Here’s one indicator of how much things have changed between the United States and Cuba:
When President Obama announced last month that he planned to restore diplomatic relations with Cuba’s communist regime after a half-century of bitter estrangement, no one heard from former Cuban leader Fidel Castro. And no one really cared.
Cuban baseball players live a great life compared to other Cuban residents. They make approximately $40 to $200 a month with a few extra bonus incentives, a much better salary than the average Cuban's. They also get better housing, an annual bonus and the coveted privilege of traveling.
This past weekend, the top U.S. negotiator in the talks to normalize relations with communist Cuba stopped in Miami on her way back from Havana.
She briefed journalists from the Miami Herald, El Nuevo Herald and WLRN about the historic negotiations – but she seemed more impressed by what she saw at lunch.
Roberta Jacobson is the assistant U.S. secretary of state for the western hemisphere. Last week in Havana, she and her delegation kicked off talks with Cuban officials to restore diplomatic ties, which were severed 54 years ago.
The U.S. and Cuba have wrapped up the first round of historic talks to re-establish diplomatic relations. But the lead U.S. negotiator stayed on in Havana today to meet with dissidents and address Cuba’s human rights record.
Like Michael J. Fox struggling to power his DeLorean back to the future, the United States and Cuba on Wednesday start the labor of propelling their relations out of a Cold-War time warp and into the 21st Century.
Senior officials from both sides will meet in Havana to make history. They’ll launch talks to re-establish diplomatic ties that were severed 54 years ago in the wake of Cuba’s communist revolution.
President Obama’s annual State of the Union address aired Tuesday night. It’s customary for the president, the first lady and congresspeople to invite guests to the address, and Florida viewers may have recognize a few names and faces. The guests ran the gamut from former political prisoners to activists.
ALAN AND JUDY GROSS
The president invited aid contractor and recently freed Cuban political prisoner Alan Gross and his wife, Judy, to Tuesday evening’s address.

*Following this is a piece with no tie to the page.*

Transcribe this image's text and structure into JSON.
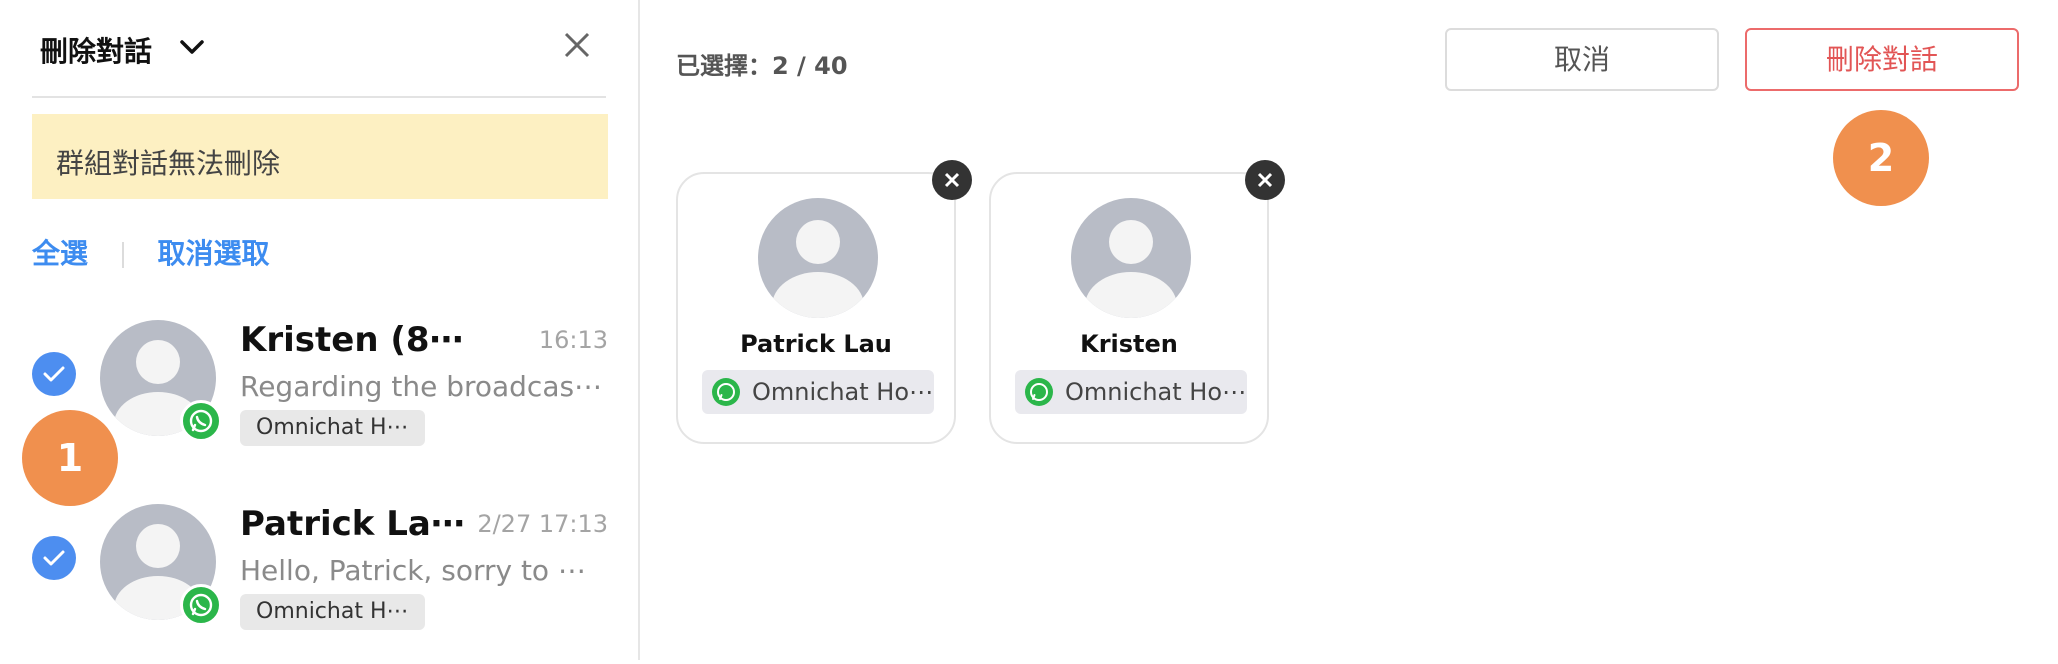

On the Florida Roundup we talk to the area's journalists about the week's top stories.
Cuban Adjustment Act
A Sun-Sentinel yearlong investigation finds more than $2 billion within two decades was fraudulently brought into Cuba and how the Cuban Adjustment Act plays a role in letting the criminals get away without prosecution.
On Thursday President Obama finalized a big part of his efforts to normalize relations with communist Cuba. And they take effect Friday, much earlier than expected. They include loosening travel and trade restrictions – but the question from those who know the Havana regime well is: Will Cuba loosen up too?

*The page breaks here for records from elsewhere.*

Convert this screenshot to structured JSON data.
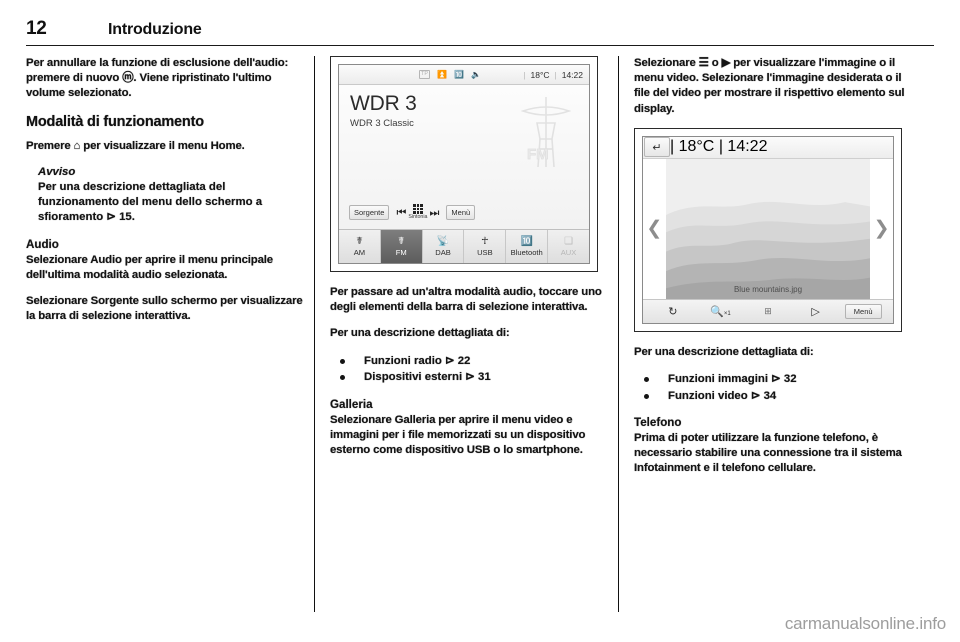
{
  "header": {
    "page_number": "12",
    "chapter_title": "Introduzione"
  },
  "left_column": {
    "para_1": "Per annullare la funzione di esclusione dell'audio: premere di nuovo ⓜ. Viene ripristinato l'ultimo volume selezionato.",
    "heading_modalita": "Modalità di funzionamento",
    "para_2": "Premere ⌂ per visualizzare il menu Home.",
    "note_title": "Avviso",
    "note_text": "Per una descrizione dettagliata del funzionamento del menu dello schermo a sfioramento ⊳ 15.",
    "heading_audio": "Audio",
    "para_3": "Selezionare Audio per aprire il menu principale dell'ultima modalità audio selezionata.",
    "para_4": "Selezionare Sorgente sullo schermo per visualizzare la barra di selezione interattiva."
  },
  "radio_screen": {
    "status": {
      "tp_label": "TP",
      "icons": [
        "tp-icon",
        "traffic-icon",
        "bluetooth-icon",
        "mute-icon"
      ],
      "temperature": "18°C",
      "time": "14:22"
    },
    "station_name": "WDR 3",
    "station_info": "WDR 3 Classic",
    "watermark_label": "FM",
    "controls": {
      "source_label": "Sorgente",
      "prev_icon": "skip-back-icon",
      "tune_label": "Sintonia",
      "next_icon": "skip-forward-icon",
      "menu_label": "Menù"
    },
    "tabs": [
      {
        "label": "AM",
        "icon": "antenna-icon",
        "state": "normal"
      },
      {
        "label": "FM",
        "icon": "antenna-icon",
        "state": "active"
      },
      {
        "label": "DAB",
        "icon": "satellite-icon",
        "state": "normal"
      },
      {
        "label": "USB",
        "icon": "usb-icon",
        "state": "normal"
      },
      {
        "label": "Bluetooth",
        "icon": "bluetooth-icon",
        "state": "normal"
      },
      {
        "label": "AUX",
        "icon": "aux-icon",
        "state": "disabled"
      }
    ]
  },
  "mid_column": {
    "para_1": "Per passare ad un'altra modalità audio, toccare uno degli elementi della barra di selezione interattiva.",
    "para_2": "Per una descrizione dettagliata di:",
    "bullets": [
      "Funzioni radio ⊳ 22",
      "Dispositivi esterni ⊳ 31"
    ],
    "heading_galleria": "Galleria",
    "para_3": "Selezionare Galleria per aprire il menu video e immagini per i file memorizzati su un dispositivo esterno come dispositivo USB o lo smartphone."
  },
  "right_column": {
    "para_1": "Selezionare ☰ o ▶ per visualizzare l'immagine o il menu video. Selezionare l'immagine desiderata o il file del video per mostrare il rispettivo elemento sul display.",
    "para_2": "Per una descrizione dettagliata di:",
    "bullets": [
      "Funzioni immagini ⊳ 32",
      "Funzioni video ⊳ 34"
    ],
    "heading_telefono": "Telefono",
    "para_3": "Prima di poter utilizzare la funzione telefono, è necessario stabilire una connessione tra il sistema Infotainment e il telefono cellulare."
  },
  "gallery_screen": {
    "back_icon": "back-arrow-icon",
    "temperature": "18°C",
    "time": "14:22",
    "prev_icon": "chevron-left-icon",
    "next_icon": "chevron-right-icon",
    "image_caption": "Blue mountains.jpg",
    "toolbar": {
      "rotate_icon": "rotate-icon",
      "zoom_label": "×1",
      "fit_icon": "fit-icon",
      "slideshow_icon": "slideshow-icon",
      "menu_label": "Menù"
    }
  },
  "watermark": "carmanualsonline.info"
}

The new regs make it much easier for Americans to travel to Cuba and spend money there. They can even use U.S. credit cards. They can also do more business with Cubans – export capital goods like telecom equipment and help finance small Cuban enterprises.
What President Obama did on December 17 was hardly going to prevent what Cuban leader Raúl Castro did on December 30.

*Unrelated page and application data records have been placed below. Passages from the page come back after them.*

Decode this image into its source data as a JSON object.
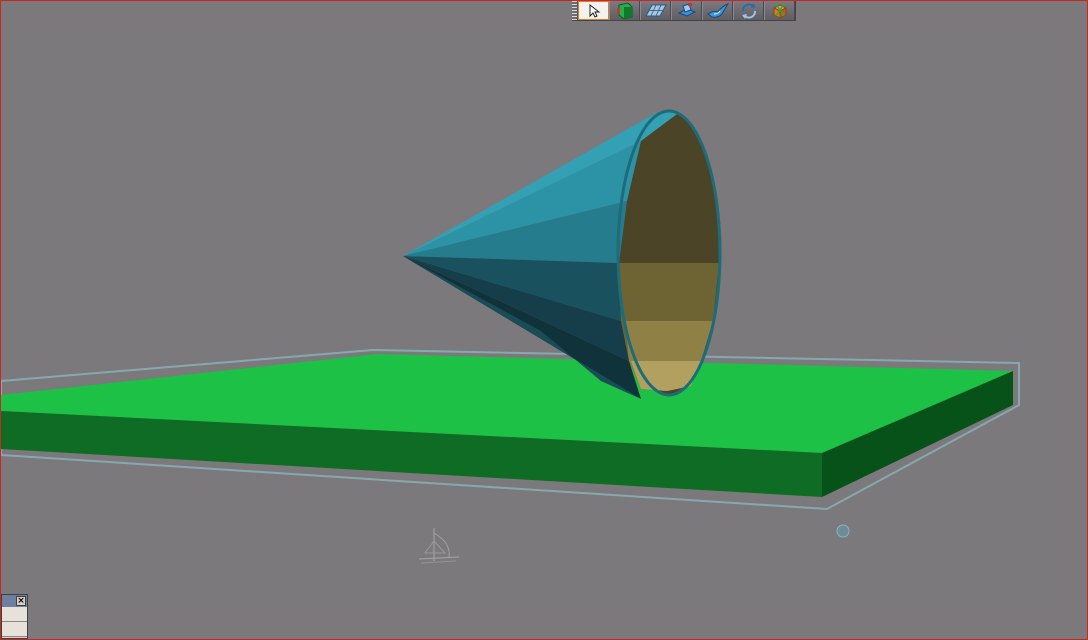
{
  "viewport": {
    "background": "#7b797c",
    "border_color": "#c62828"
  },
  "toolbar": {
    "tools": [
      {
        "name": "select-tool",
        "icon": "arrow-cursor-icon",
        "active": true
      },
      {
        "name": "shape-tool",
        "icon": "green-shape-icon",
        "active": false
      },
      {
        "name": "grid-tool",
        "icon": "grid-plane-icon",
        "active": false
      },
      {
        "name": "box-tool",
        "icon": "blue-box-icon",
        "active": false
      },
      {
        "name": "bird-tool",
        "icon": "bird-icon",
        "active": false
      },
      {
        "name": "rotate-tool",
        "icon": "rotate-arrows-icon",
        "active": false
      },
      {
        "name": "delete-tool",
        "icon": "delete-cube-icon",
        "active": false
      }
    ]
  },
  "scene": {
    "ground_color_top": "#1dc145",
    "ground_color_front": "#0d6a22",
    "ground_color_side": "#075419",
    "cone_color_outer": "#2b8ea0",
    "cone_color_inner": "#8a7a3c"
  },
  "mini_window": {
    "close_glyph": "×"
  }
}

Obama last month announced plans to normalize relations with communist Cuba, which were severed 54 years ago. As if to test the waters in the wake of that historic decision, a new Cuban dissident group called Yo También Exijo (I Also Demand) called a free-speech gathering in Havana’s Plaza de la Revolución for December 30.
It's been 13 years since the first prisoners arrived at Guantánamo Bay, Cuba. To mark that anniversary, this past Sunday protesters took to the streets in cities across the country.
But among all those cities, 64-year-old Miamian Linda Belgrave said Doral was one of the most important places to protest and demand that President Obama make good on the promise he made in 2009: to close the Guantánamo Bay prison.
In the '60s, '70s and '80s, waves of Cuban immigrants crossed the Florida Straits, seeking political freedom and economic opportunity. Soon they were starting their own businesses and winning political office, infusing Cuban culture into the DNA of a South Florida city.
The city was Key West. And this was the 1860s, '70s and '80s.